|Special Edition Mini Love Letter|
Paintings are my gifts to Sponsors.
In the past several years I've hosted smaller shows or participated in group shows. I've learned a lot each time, from building mailing lists, to packing artwork for transportation, to delegating tasks and getting assistants, and most importantly -- keeping a task list. I like lists, but even for me, my 4-page task list is a bit daunting!
Here's a short list of tasks and/or costs I consider for a show:
Extended Hours Gallery Rental & Insurance
Wood Art Panel Construction
Art Supplies & Tools
Show Planning Committee Meetings
Printing: Show Announcement, Poster, Banner, Brochure, & Thank You cards
Website & Social Media
Poster & Announcement Distribution
Press Release & Promotions
Office Supplies & Packing Materials
Postage and Mailing Expenses
Loaning artwork from collectors
Private Sponsor Reception Food & Drinks
First Friday Reception Food & Drinks
Installation & Takedown Crew
Reception & Sales Assistants
With each show I host, I learn to peel off a few tasks and delegate them to others. And the best secret is this: people love to help. Those with professional skills can easily proof a design or edit an artist statement. Others have manual skills, or spare time, or simply want to learn from you. There are many reasons someone might want to volunteer, so be brave and ask.
Some tasks might require payment, like poster distribution and certified drinks servers. This is where the sponsorships will really make a difference, because I can finally hire people for the jobs. Artists commonly have a wide variety of skills, and you can usually find a local artist who has the skills you need, and that in turn helps support fellow artists.
Regardless of the task, I hold myself to a high standard. In my mind, its all part of the exhibit planning. I don't want to throw art on the wall without considering each detail, like what you see when you first walk in the door, how the art labels look, even where the chairs are placed. This is where show planning crosses over into installation art. You are providing an experience from the moment someone hears of the show to the thoughts and images that hang in their heads for days, or months, afterwards. Everything matters.
Here are a few things not to forget (from personal experience): get photos of the show and reception, make sure your credit card reader is working, assign a water-bearer for the reception (because you get dehydrated from all that talking), and keep detailed notes and contacts of people you meet and sales you make. They are the gems you have earned from all your hard work.

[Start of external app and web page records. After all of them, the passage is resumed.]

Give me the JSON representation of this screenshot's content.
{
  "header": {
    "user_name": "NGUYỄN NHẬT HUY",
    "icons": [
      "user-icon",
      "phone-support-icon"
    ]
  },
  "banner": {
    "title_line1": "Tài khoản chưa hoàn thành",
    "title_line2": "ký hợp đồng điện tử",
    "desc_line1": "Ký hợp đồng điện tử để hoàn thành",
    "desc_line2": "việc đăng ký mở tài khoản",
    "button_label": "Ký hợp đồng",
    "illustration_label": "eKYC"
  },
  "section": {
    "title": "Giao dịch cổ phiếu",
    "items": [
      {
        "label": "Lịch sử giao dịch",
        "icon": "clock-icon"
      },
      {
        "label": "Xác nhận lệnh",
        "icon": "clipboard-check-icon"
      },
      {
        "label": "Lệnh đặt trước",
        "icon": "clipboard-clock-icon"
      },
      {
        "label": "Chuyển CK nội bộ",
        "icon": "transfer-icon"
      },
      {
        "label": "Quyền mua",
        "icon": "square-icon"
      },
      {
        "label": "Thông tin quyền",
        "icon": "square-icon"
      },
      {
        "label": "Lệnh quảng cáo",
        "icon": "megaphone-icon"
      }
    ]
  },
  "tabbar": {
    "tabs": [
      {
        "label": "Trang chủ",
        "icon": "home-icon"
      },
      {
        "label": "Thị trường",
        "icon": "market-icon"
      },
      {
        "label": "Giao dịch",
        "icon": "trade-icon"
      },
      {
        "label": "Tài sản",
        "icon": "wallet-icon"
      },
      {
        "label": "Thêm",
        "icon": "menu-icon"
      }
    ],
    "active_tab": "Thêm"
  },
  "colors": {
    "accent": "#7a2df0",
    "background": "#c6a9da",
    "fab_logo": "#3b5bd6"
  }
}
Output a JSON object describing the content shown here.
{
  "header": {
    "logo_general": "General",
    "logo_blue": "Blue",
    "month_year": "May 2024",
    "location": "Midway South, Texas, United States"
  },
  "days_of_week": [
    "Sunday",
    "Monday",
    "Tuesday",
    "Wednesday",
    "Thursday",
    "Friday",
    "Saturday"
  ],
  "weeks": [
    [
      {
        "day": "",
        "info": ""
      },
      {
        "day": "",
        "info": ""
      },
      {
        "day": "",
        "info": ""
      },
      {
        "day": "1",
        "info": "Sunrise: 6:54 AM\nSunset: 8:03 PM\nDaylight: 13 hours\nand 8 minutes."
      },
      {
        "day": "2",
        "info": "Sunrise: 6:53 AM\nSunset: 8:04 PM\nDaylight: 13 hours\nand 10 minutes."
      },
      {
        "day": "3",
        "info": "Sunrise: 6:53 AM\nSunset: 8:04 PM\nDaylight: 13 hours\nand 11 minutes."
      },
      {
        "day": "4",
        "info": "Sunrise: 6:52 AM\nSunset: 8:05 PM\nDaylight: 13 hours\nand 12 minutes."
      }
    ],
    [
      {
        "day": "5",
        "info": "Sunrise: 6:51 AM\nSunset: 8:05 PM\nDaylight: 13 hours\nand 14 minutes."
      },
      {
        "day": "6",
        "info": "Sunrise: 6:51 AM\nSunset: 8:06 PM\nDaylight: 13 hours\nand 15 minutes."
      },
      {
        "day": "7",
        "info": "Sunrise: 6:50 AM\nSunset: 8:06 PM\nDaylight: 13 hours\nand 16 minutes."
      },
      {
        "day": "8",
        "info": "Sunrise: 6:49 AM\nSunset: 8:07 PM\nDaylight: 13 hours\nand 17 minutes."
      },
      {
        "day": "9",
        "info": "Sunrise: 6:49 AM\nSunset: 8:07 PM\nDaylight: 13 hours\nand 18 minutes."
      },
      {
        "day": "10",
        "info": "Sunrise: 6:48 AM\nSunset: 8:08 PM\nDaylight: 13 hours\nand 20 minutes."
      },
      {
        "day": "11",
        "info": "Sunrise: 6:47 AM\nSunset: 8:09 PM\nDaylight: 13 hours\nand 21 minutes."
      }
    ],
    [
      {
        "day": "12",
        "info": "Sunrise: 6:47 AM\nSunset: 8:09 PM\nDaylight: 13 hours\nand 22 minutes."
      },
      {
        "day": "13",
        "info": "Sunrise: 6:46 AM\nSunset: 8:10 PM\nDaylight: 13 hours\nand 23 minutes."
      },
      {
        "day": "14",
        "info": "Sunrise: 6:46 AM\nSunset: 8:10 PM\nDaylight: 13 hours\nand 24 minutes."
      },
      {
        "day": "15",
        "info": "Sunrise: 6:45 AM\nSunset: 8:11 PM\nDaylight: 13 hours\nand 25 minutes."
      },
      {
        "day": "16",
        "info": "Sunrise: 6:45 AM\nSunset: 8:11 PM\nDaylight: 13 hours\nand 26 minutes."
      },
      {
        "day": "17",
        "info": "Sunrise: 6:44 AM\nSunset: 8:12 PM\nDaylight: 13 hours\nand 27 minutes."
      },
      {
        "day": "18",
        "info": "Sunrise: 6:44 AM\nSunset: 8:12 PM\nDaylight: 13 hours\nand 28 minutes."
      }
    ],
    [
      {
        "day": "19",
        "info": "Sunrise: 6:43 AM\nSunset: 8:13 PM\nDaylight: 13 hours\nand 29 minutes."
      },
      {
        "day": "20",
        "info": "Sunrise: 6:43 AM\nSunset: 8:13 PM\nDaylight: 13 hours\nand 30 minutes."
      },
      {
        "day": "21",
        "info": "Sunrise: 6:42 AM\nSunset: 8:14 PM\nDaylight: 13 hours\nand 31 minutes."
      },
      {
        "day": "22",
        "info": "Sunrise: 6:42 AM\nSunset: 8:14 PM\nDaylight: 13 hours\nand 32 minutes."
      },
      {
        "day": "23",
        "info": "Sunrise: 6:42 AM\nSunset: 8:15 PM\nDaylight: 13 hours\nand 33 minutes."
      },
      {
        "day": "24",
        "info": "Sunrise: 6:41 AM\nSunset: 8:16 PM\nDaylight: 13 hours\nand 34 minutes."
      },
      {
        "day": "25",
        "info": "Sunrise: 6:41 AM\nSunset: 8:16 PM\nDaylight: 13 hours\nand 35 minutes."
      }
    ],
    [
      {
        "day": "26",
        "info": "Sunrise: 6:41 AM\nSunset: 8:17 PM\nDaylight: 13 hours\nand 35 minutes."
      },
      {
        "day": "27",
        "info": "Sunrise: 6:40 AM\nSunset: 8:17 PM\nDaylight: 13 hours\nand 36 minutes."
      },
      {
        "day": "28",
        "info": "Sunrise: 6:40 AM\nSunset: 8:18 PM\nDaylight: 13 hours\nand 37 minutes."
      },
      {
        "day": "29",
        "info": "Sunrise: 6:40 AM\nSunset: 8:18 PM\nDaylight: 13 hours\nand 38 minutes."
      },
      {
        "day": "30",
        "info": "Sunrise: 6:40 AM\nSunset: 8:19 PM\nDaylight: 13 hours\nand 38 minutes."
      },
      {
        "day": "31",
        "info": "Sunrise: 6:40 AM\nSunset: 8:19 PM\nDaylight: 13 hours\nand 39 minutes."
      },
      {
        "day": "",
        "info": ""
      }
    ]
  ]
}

THE LOVE LETTERS
SERIES PREMIER EXHIBITION
August - September, 2016
Community Creative Center, Fort Collins